— Items from a data source —
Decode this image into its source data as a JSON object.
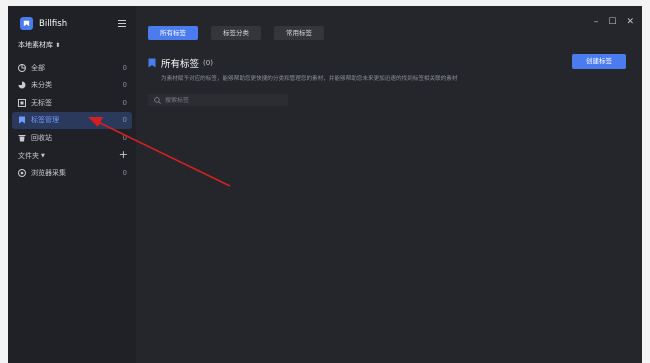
{
  "app": {
    "name": "Billfish"
  },
  "sidebar": {
    "library_label": "本地素材库",
    "items": [
      {
        "label": "全部",
        "count": "0",
        "icon": "grid-icon"
      },
      {
        "label": "未分类",
        "count": "0",
        "icon": "pie-icon"
      },
      {
        "label": "无标签",
        "count": "0",
        "icon": "tag-off-icon"
      },
      {
        "label": "标签管理",
        "count": "0",
        "icon": "tag-manage-icon",
        "active": true
      },
      {
        "label": "回收站",
        "count": "0",
        "icon": "trash-icon"
      }
    ],
    "folders_label": "文件夹",
    "folder_items": [
      {
        "label": "浏览器采集",
        "count": "0",
        "icon": "browser-icon"
      }
    ]
  },
  "main": {
    "tabs": [
      {
        "label": "所有标签",
        "active": true
      },
      {
        "label": "标签分类",
        "active": false
      },
      {
        "label": "常用标签",
        "active": false
      }
    ],
    "title": "所有标签",
    "title_count": "(0)",
    "description": "为素材赋予对应的标签，能够帮助您更快捷的分类和管理您的素材，并能够帮助您未来更加迅速的找到标签相关联的素材",
    "create_button": "创建标签",
    "search_placeholder": "搜索标签"
  },
  "colors": {
    "accent": "#4a7cf0",
    "sidebar_bg": "#1f2126",
    "main_bg": "#24262b",
    "annotation_arrow": "#d42020"
  }
}
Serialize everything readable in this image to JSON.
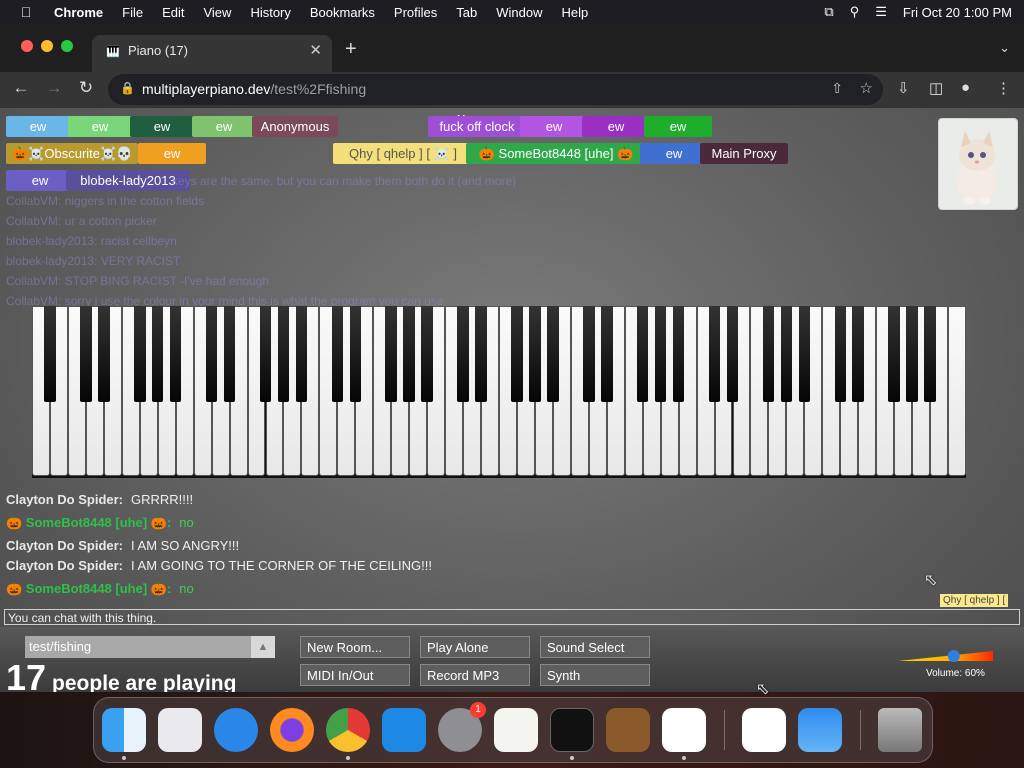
{
  "menubar": {
    "app": "Chrome",
    "items": [
      "File",
      "Edit",
      "View",
      "History",
      "Bookmarks",
      "Profiles",
      "Tab",
      "Window",
      "Help"
    ],
    "datetime": "Fri Oct 20  1:00 PM"
  },
  "tab": {
    "title": "Piano (17)"
  },
  "toolbar": {
    "url_host": "multiplayerpiano.dev",
    "url_path": "/test%2Ffishing"
  },
  "players": {
    "me_label": "Me",
    "tags": [
      {
        "name": "ew",
        "color": "#6bb6e8"
      },
      {
        "name": "ew",
        "color": "#79d67a"
      },
      {
        "name": "ew",
        "color": "#1f5f3f"
      },
      {
        "name": "ew",
        "color": "#7fc36f"
      },
      {
        "name": "Anonymous",
        "color": "#7a4a5a"
      },
      {
        "name": "fuck off clock",
        "color": "#9e4fd6"
      },
      {
        "name": "ew",
        "color": "#b355e3"
      },
      {
        "name": "ew",
        "color": "#9b2fc4"
      },
      {
        "name": "ew",
        "color": "#1fae2c"
      },
      {
        "name": "🎃☠️Obscurite☠️💀",
        "color": "#b89a2e"
      },
      {
        "name": "ew",
        "color": "#f0a020"
      },
      {
        "name": "Qhy [ qhelp ] [ ☠️ ]",
        "color": "#f3e07a"
      },
      {
        "name": "🎃 SomeBot8448 [uhe] 🎃",
        "color": "#2fa84a"
      },
      {
        "name": "ew",
        "color": "#3f6fd0"
      },
      {
        "name": "Main Proxy",
        "color": "#4a2a3a"
      },
      {
        "name": "ew",
        "color": "#6a5fc4"
      },
      {
        "name": "blobek-lady2013",
        "color": "#5a4f9a"
      }
    ]
  },
  "faded_chat": [
    "keys are the same, but you can make them both do it  (and more)",
    "CollabVM:  niggers in the cotton fields",
    "CollabVM:  ur a cotton picker",
    "blobek-lady2013:  racist cellbeyn",
    "blobek-lady2013:  VERY RACIST",
    "CollabVM:  STOP BING RACIST -I've had enough",
    "CollabVM:  sorry i use the colour in your mind this is what the program you can use"
  ],
  "chat": [
    {
      "name": "Clayton Do Spider:",
      "name_color": "#e8e8e8",
      "message": "GRRRR!!!!",
      "msg_color": "#f0f0f0"
    },
    {
      "name": "🎃 SomeBot8448 [uhe] 🎃:",
      "name_color": "#2fbf4a",
      "message": "no",
      "msg_color": "#44cc55"
    },
    {
      "name": "Clayton Do Spider:",
      "name_color": "#e8e8e8",
      "message": "I AM SO ANGRY!!!",
      "msg_color": "#f0f0f0"
    },
    {
      "name": "Clayton Do Spider:",
      "name_color": "#e8e8e8",
      "message": "I AM GOING TO THE CORNER OF THE CEILING!!!",
      "msg_color": "#f0f0f0"
    },
    {
      "name": "🎃 SomeBot8448 [uhe] 🎃:",
      "name_color": "#2fbf4a",
      "message": "no",
      "msg_color": "#44cc55"
    }
  ],
  "chat_input_placeholder": "You can chat with this thing.",
  "tooltip": "Qhy [ qhelp ] [",
  "bottom": {
    "room": "test/fishing",
    "count": "17",
    "count_text": "people are playing",
    "buttons": [
      "New Room...",
      "Play Alone",
      "Sound Select",
      "MIDI In/Out",
      "Record MP3",
      "Synth"
    ],
    "volume_label": "Volume: 60%",
    "volume_level": 0.6
  },
  "dock": {
    "apps": [
      "finder-icon",
      "launchpad-icon",
      "safari-icon",
      "firefox-icon",
      "chrome-icon",
      "app-store-icon",
      "system-settings-icon",
      "textedit-icon",
      "terminal-icon",
      "garageband-icon",
      "vscode-icon",
      "visual-studio-icon",
      "weather-icon",
      "trash-icon"
    ],
    "settings_badge": "1"
  }
}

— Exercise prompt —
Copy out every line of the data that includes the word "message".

— Answer —
      "message": "GRRRR!!!!",
      "message": "no",
      "message": "I AM SO ANGRY!!!",
      "message": "I AM GOING TO THE CORNER OF THE CEILING!!!",
      "message": "no",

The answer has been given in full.